Longstreet was born in Augusta, Georgia, a son of the inventor William Longstreet. He graduated at Yale University in 1813, studied law in Litchfield, Connecticut, and was admitted to the bar in Richmond County, Georgia. He soon moved and rose to eminence as a lawyer in Greensboro, Georgia. He represented Greene County in the state legislature in 1821, and in 1822 became a district judge in Ocmulgee. After several years as a judge, he declined re-election and resumed his legal practice in Augusta, did editorial work, and established the Sentinel, which soon merged with the Chronicle (1838). In 1838, he became a Methodist minister. During this period of his ministry, the town was visited with yellow fever, but he remained at his post, ministering to the sick and dying.
In 1839, he was made president of Emory College. After nine years he accepted the presidency of Centenary College, Louisiana, then of the University of Mississippi, where he stayed for six years, after which he resigned, and became a planter, but in 1857 became president of South Carolina College. Just before the Civil War, he returned to his old presidency in Mississippi.
In politics he belonged to the Jeffersonian school of strict construction and states rights. He made speeches on all occasions through his life. “I have heard him,” writes one who knew him, “respond to a serenade, preach a funeral sermon, deliver a college commencement address, and make a harangue over the pyrotechnic glorifications of seceding states. He could never be scared up without a speech.”
During his years as a Southern Methodist minister Longstreet preached a doctrine of secession and defended slavery. He was conspicuous in the discussions that led to a rupture of his church.
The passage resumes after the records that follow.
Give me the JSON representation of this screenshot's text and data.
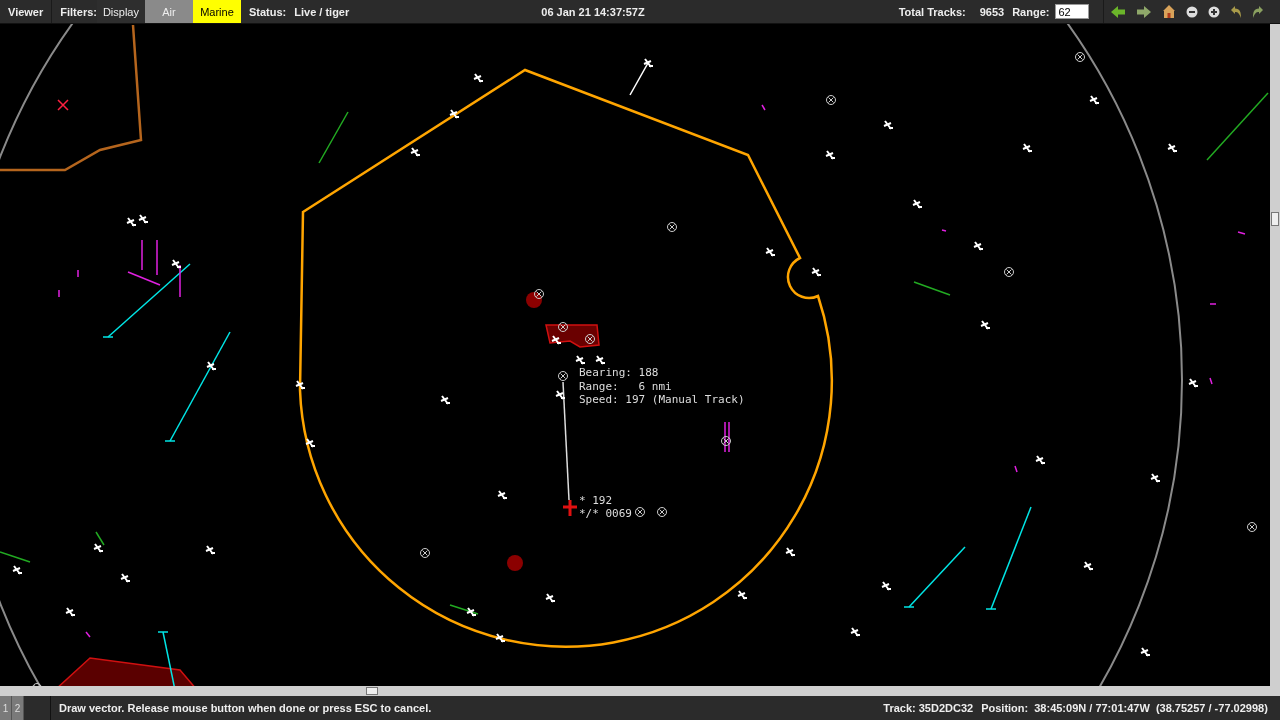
{
  "toolbar": {
    "menu": "Viewer",
    "filters_label": "Filters:",
    "filters": [
      {
        "label": "Display",
        "color": "#2e2e2e"
      },
      {
        "label": "Air",
        "color": "#8a8a8a"
      },
      {
        "label": "Marine",
        "color": "#ffff00"
      }
    ],
    "status_label": "Status:",
    "status": "Live / tiger",
    "datetime": "06 Jan 21 14:37:57Z",
    "tracks_label": "Total Tracks:",
    "tracks": "9653",
    "range_label": "Range:",
    "range_value": "62"
  },
  "map": {
    "readout": [
      "Bearing: 188",
      "Range:   6 nmi",
      "Speed: 197 (Manual Track)"
    ],
    "vector_labels": [
      "* 192",
      "*/* 0069"
    ]
  },
  "status_bar": {
    "pages": [
      "1",
      "2"
    ],
    "message": "Draw vector. Release mouse button when done or press ESC to cancel.",
    "track": "Track: 35D2DC32",
    "position_label": "Position:",
    "position": "38:45:09N / 77:01:47W  (38.75257 / -77.02998)"
  }
}
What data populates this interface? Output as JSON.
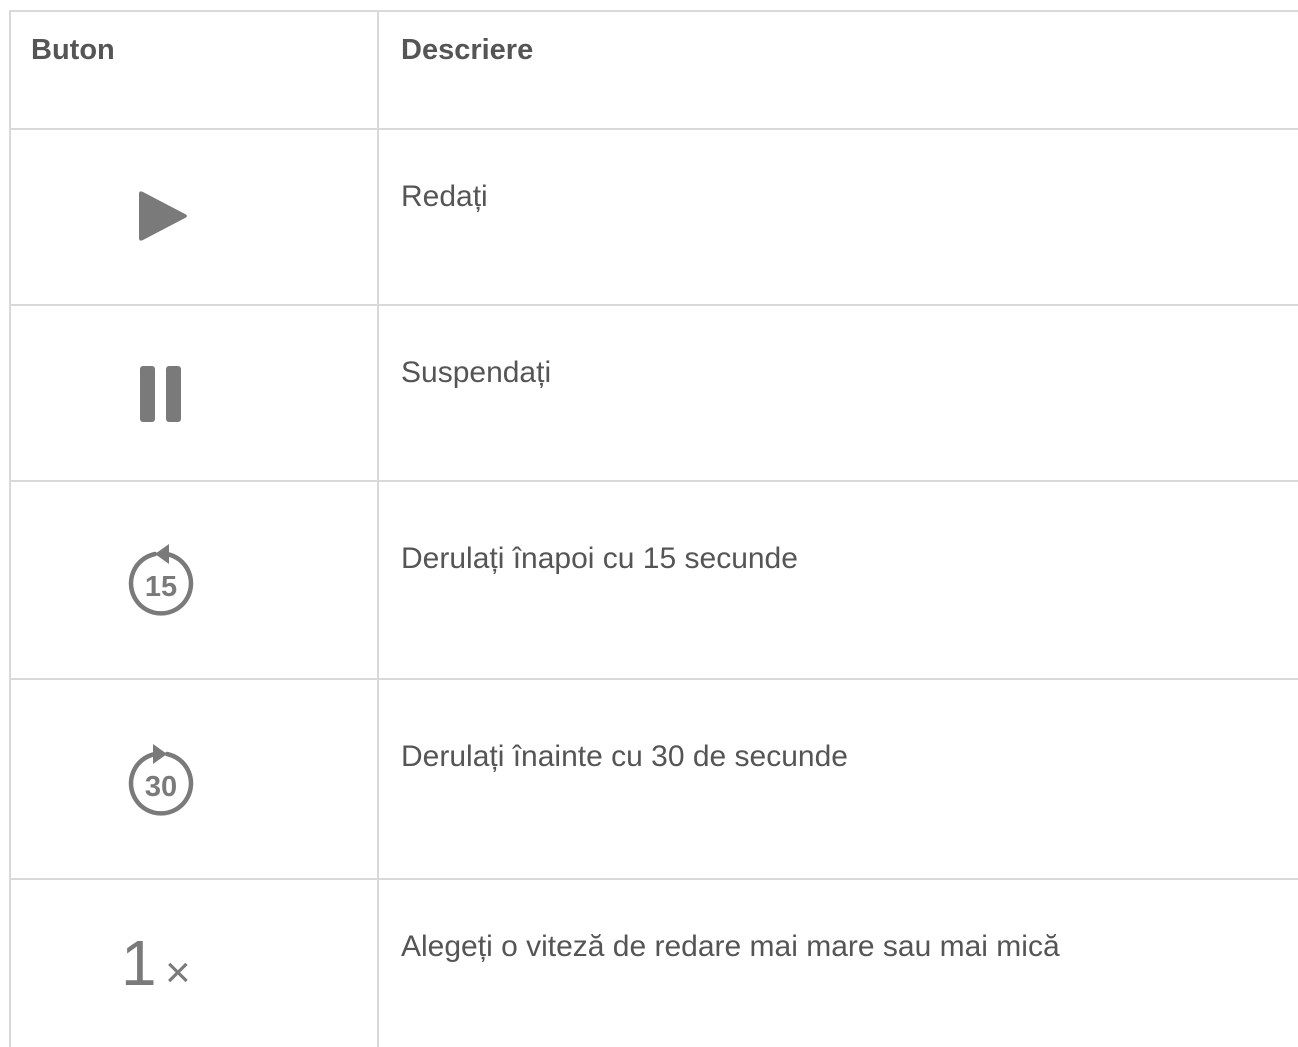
{
  "table": {
    "headers": {
      "button": "Buton",
      "description": "Descriere"
    },
    "rows": [
      {
        "icon": "play-icon",
        "description": "Redați"
      },
      {
        "icon": "pause-icon",
        "description": "Suspendați"
      },
      {
        "icon": "skip-back-15-icon",
        "icon_label": "15",
        "description": "Derulați înapoi cu 15 secunde"
      },
      {
        "icon": "skip-forward-30-icon",
        "icon_label": "30",
        "description": "Derulați înainte cu 30 de secunde"
      },
      {
        "icon": "playback-speed-icon",
        "icon_label": "1",
        "icon_suffix": "×",
        "description": "Alegeți o viteză de redare mai mare sau mai mică"
      }
    ]
  },
  "colors": {
    "border": "#d9d9d9",
    "text": "#555555",
    "icon": "#7a7a7a"
  }
}
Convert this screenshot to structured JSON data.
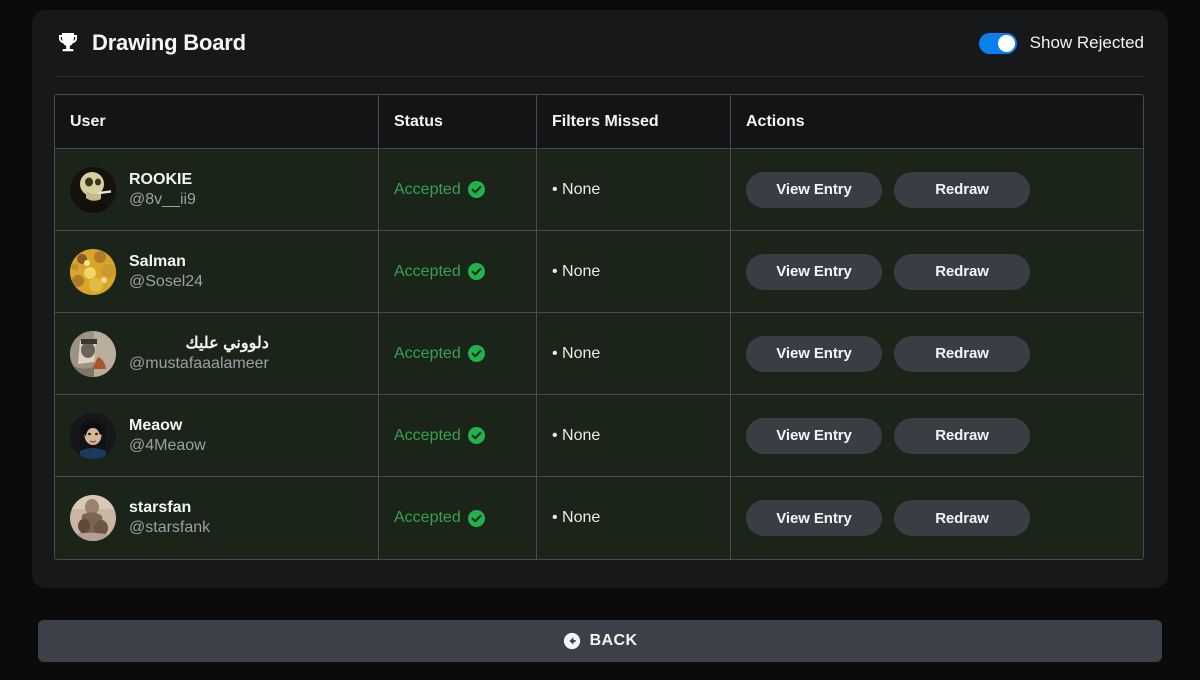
{
  "header": {
    "title": "Drawing Board",
    "trophy_icon": "trophy-icon",
    "toggle_label": "Show Rejected",
    "toggle_on": true,
    "toggle_accent": "#0b7fee"
  },
  "table": {
    "columns": [
      "User",
      "Status",
      "Filters Missed",
      "Actions"
    ],
    "rows": [
      {
        "name": "ROOKIE",
        "handle": "@8v__ii9",
        "rtl": false,
        "status": "Accepted",
        "status_color": "#38a14e",
        "status_icon": "check-circle-icon",
        "filters_missed": "• None",
        "actions": [
          "View Entry",
          "Redraw"
        ],
        "avatar": "skull-painting-avatar"
      },
      {
        "name": "Salman",
        "handle": "@Sosel24",
        "rtl": false,
        "status": "Accepted",
        "status_color": "#38a14e",
        "status_icon": "check-circle-icon",
        "filters_missed": "• None",
        "actions": [
          "View Entry",
          "Redraw"
        ],
        "avatar": "golden-texture-avatar"
      },
      {
        "name": "دلووني عليك",
        "handle": "@mustafaaalameer",
        "rtl": true,
        "status": "Accepted",
        "status_color": "#38a14e",
        "status_icon": "check-circle-icon",
        "filters_missed": "• None",
        "actions": [
          "View Entry",
          "Redraw"
        ],
        "avatar": "portrait-sepia-avatar"
      },
      {
        "name": "Meaow",
        "handle": "@4Meaow",
        "rtl": false,
        "status": "Accepted",
        "status_color": "#38a14e",
        "status_icon": "check-circle-icon",
        "filters_missed": "• None",
        "actions": [
          "View Entry",
          "Redraw"
        ],
        "avatar": "dark-hair-portrait-avatar"
      },
      {
        "name": "starsfan",
        "handle": "@starsfank",
        "rtl": false,
        "status": "Accepted",
        "status_color": "#38a14e",
        "status_icon": "check-circle-icon",
        "filters_missed": "• None",
        "actions": [
          "View Entry",
          "Redraw"
        ],
        "avatar": "vintage-photo-avatar"
      }
    ]
  },
  "footer": {
    "back_label": "BACK",
    "back_icon": "arrow-circle-left-icon"
  }
}
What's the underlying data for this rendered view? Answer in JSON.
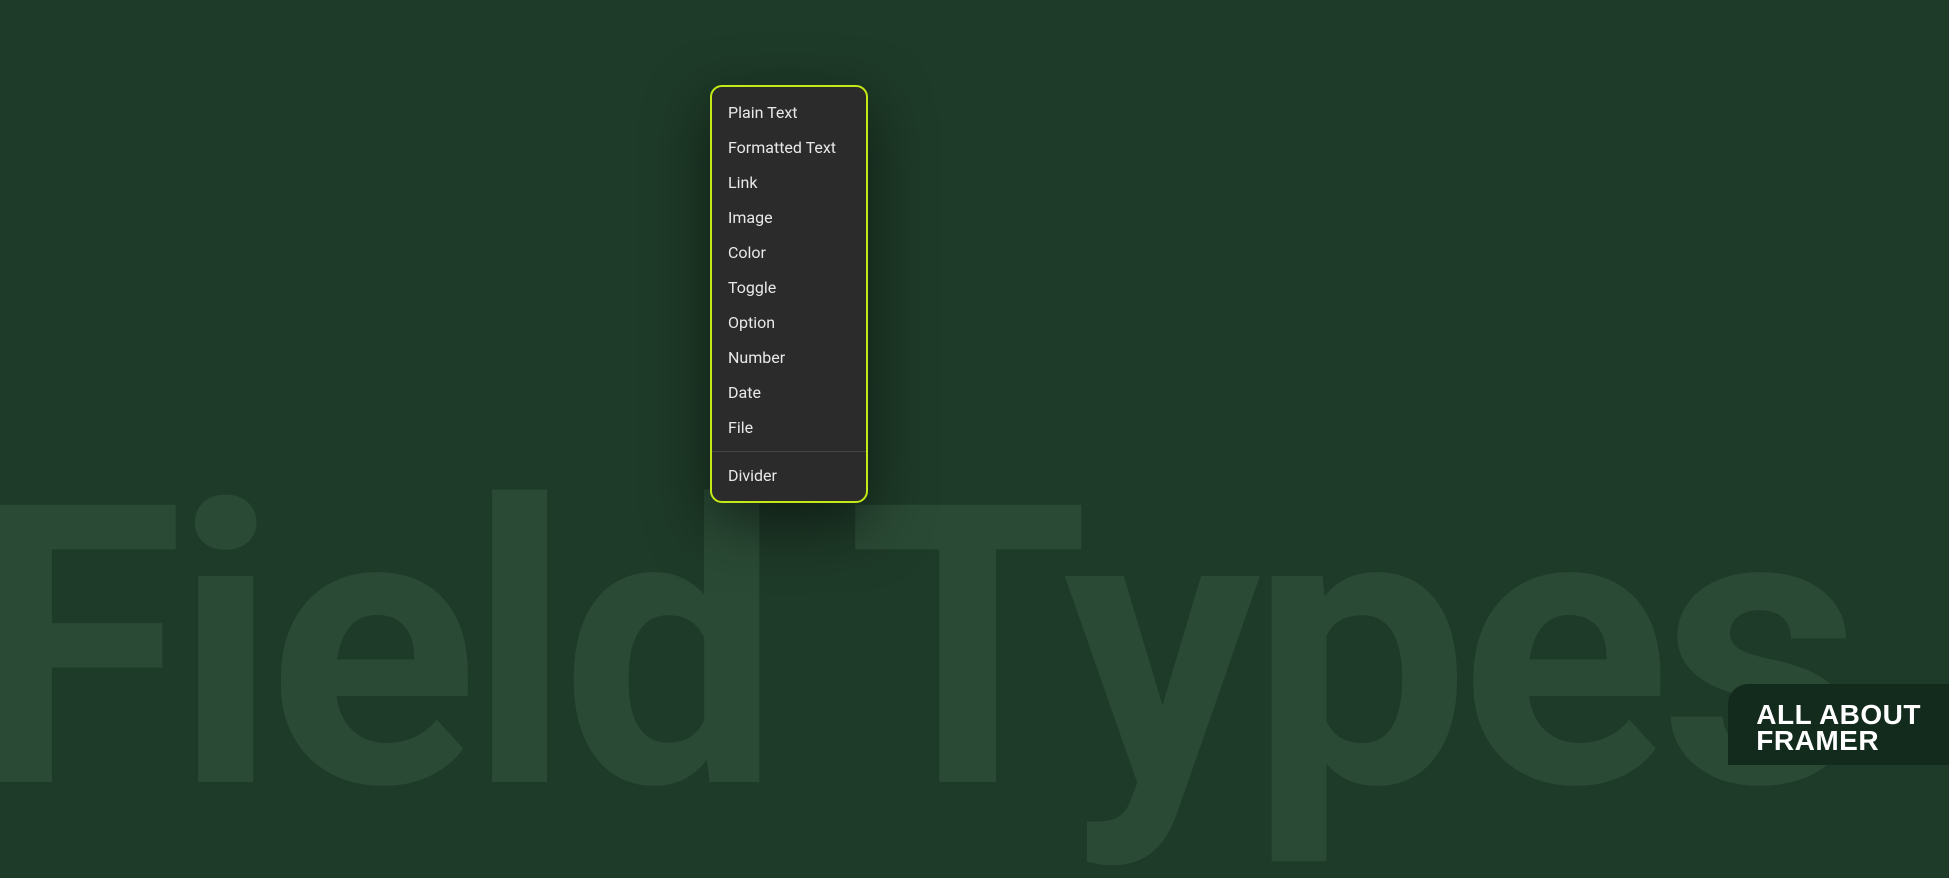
{
  "background": {
    "watermark_text": "Field Types"
  },
  "menu": {
    "items": [
      "Plain Text",
      "Formatted Text",
      "Link",
      "Image",
      "Color",
      "Toggle",
      "Option",
      "Number",
      "Date",
      "File"
    ],
    "divider_item": "Divider"
  },
  "brand": {
    "line1": "ALL ABOUT",
    "line2": "FRAMER"
  }
}
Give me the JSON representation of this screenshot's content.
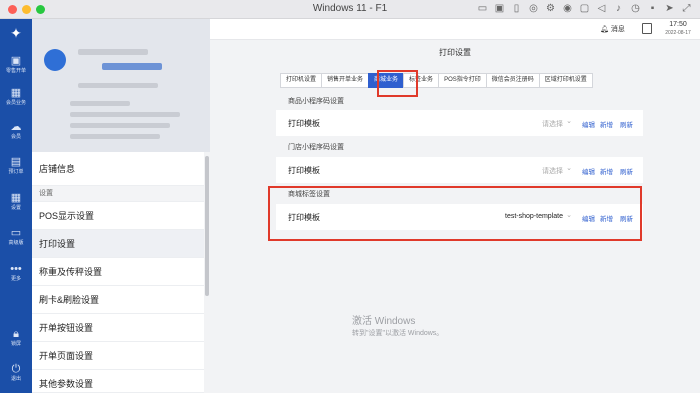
{
  "window": {
    "title": "Windows 11 - F1"
  },
  "rail": [
    {
      "label": "零售开单",
      "icon": "cashier-icon"
    },
    {
      "label": "会员业务",
      "icon": "grid-icon"
    },
    {
      "label": "会员",
      "icon": "cloud-icon"
    },
    {
      "label": "预订单",
      "icon": "bag-icon"
    },
    {
      "label": "设置",
      "icon": "grid-icon"
    },
    {
      "label": "高级版",
      "icon": "briefcase-icon"
    },
    {
      "label": "更多",
      "icon": "more-icon"
    },
    {
      "label": "锁屏",
      "icon": "lock-icon"
    },
    {
      "label": "退出",
      "icon": "power-icon"
    }
  ],
  "menu": {
    "store_info": "店铺信息",
    "section_settings": "设置",
    "items": [
      "POS显示设置",
      "打印设置",
      "称重及传秤设置",
      "刷卡&刷脸设置",
      "开单按钮设置",
      "开单页面设置",
      "其他参数设置"
    ]
  },
  "topbar": {
    "messages": "消息",
    "time": "17:50",
    "date": "2022-08-17"
  },
  "page": {
    "title": "打印设置",
    "tabs": [
      "打印机设置",
      "销售开单业务",
      "商城业务",
      "标签业务",
      "POS指令打印",
      "微信会员注册码",
      "区域打印机设置"
    ],
    "active_tab": "商城业务"
  },
  "sections": [
    {
      "title": "商品小程序码设置",
      "label": "打印模板",
      "value": "请选择",
      "edit": "编辑",
      "add": "新增",
      "refresh": "刷新"
    },
    {
      "title": "门店小程序码设置",
      "label": "打印模板",
      "value": "请选择",
      "edit": "编辑",
      "add": "新增",
      "refresh": "刷新"
    },
    {
      "title": "商城标签设置",
      "label": "打印模板",
      "value": "test-shop-template",
      "edit": "编辑",
      "add": "新增",
      "refresh": "刷新"
    }
  ],
  "watermark": {
    "line1": "激活 Windows",
    "line2": "转到\"设置\"以激活 Windows。"
  },
  "colors": {
    "accent": "#2f5fcf",
    "highlight": "#e0392a",
    "rail": "#1b4fa8"
  }
}
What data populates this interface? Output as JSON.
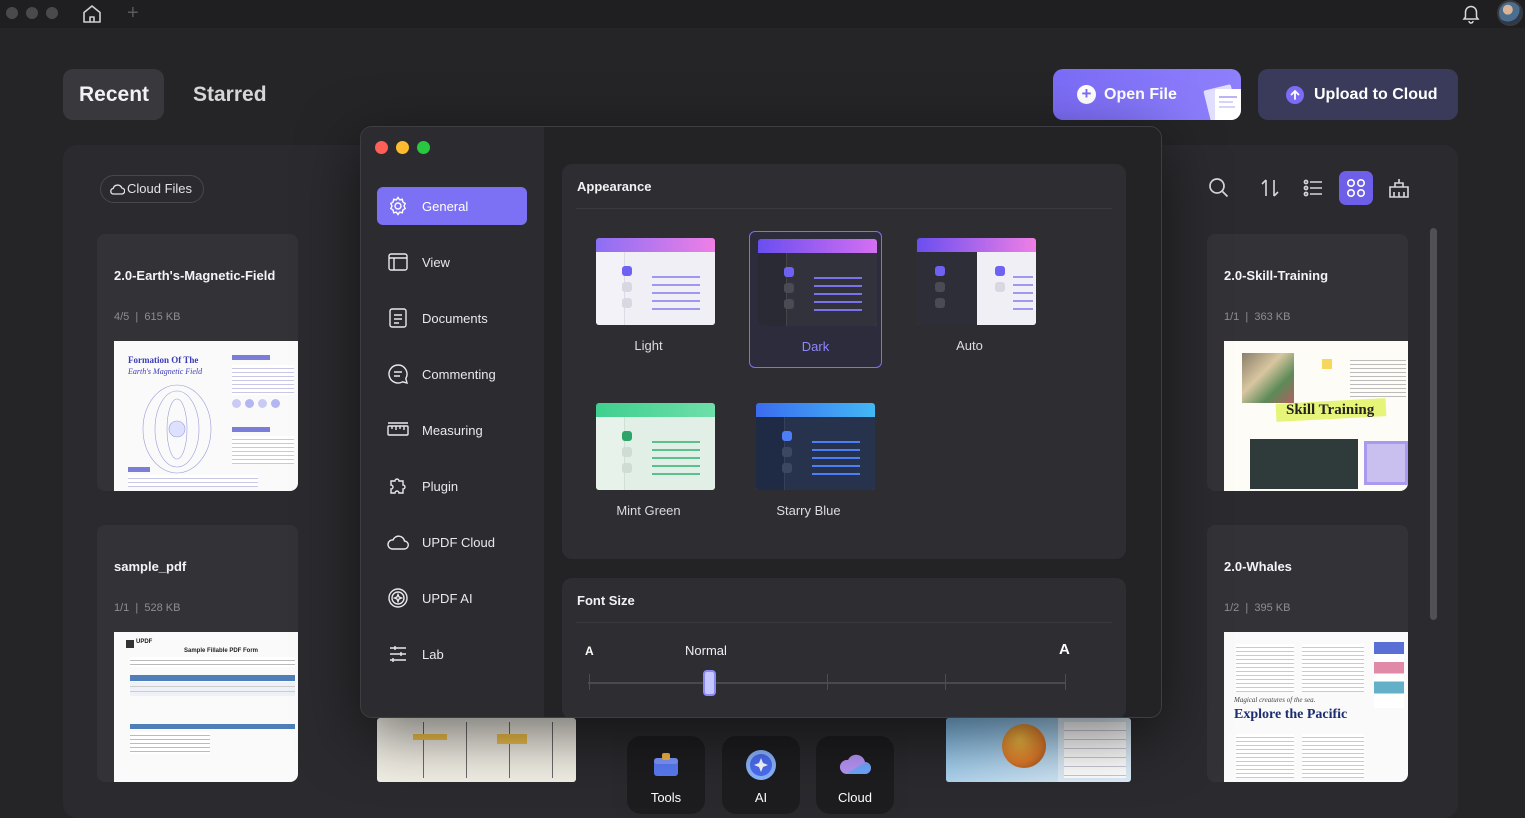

Scholar Lewis M. Purifoy notes that "Augustus B. Longstreet, in a baccalaureate address to the University of South Carolina graduating class of 1859, urged the young men of his audience to defend Southern rights to the utmost. While they should not strive to break up the Union, they should not ‘make a dishonorable surrender of the thousandth part of the mill more to save it.’ He defended slavery mainly on the ground that freeing [slaves] would be ruinous to Southern society; and the burden of his speech was that the South had suffered long and grievously at the hand of the North. Longstreet assured the class that secession would not lead to war, but, if it should, a united South would win.
At an early age, he began to write for the press, and his pen was never idle. His chief periodical contributions are to be found in The Methodist Quarterly, Southern Literary Messenger, The Southern Field and Fireside, The Magnolia, and The Orion, and include “Letters to Clergymen of the Northern Methodist Church” and “Letters from Georgia to Massachusetts.” His fame is based, however, on a single book, of which he was the author: Georgia Scenes (1835), originally published in newspapers, then gathered into a volume at the South, and finally issued in 1840 in New York. It featured realistic sketches of Southern humor. It is said that he disavowed the second edition (1867) and tried to destroy the first.
Augustus was a mentor for his nephew James Longstreet, and was a long time friend and associate of John C. Calhoun. He died in Oxford, Mississippi and is buried in section one of St. Peter's Cemetery.
American actress Lara Parker is his third-great-granddaughter.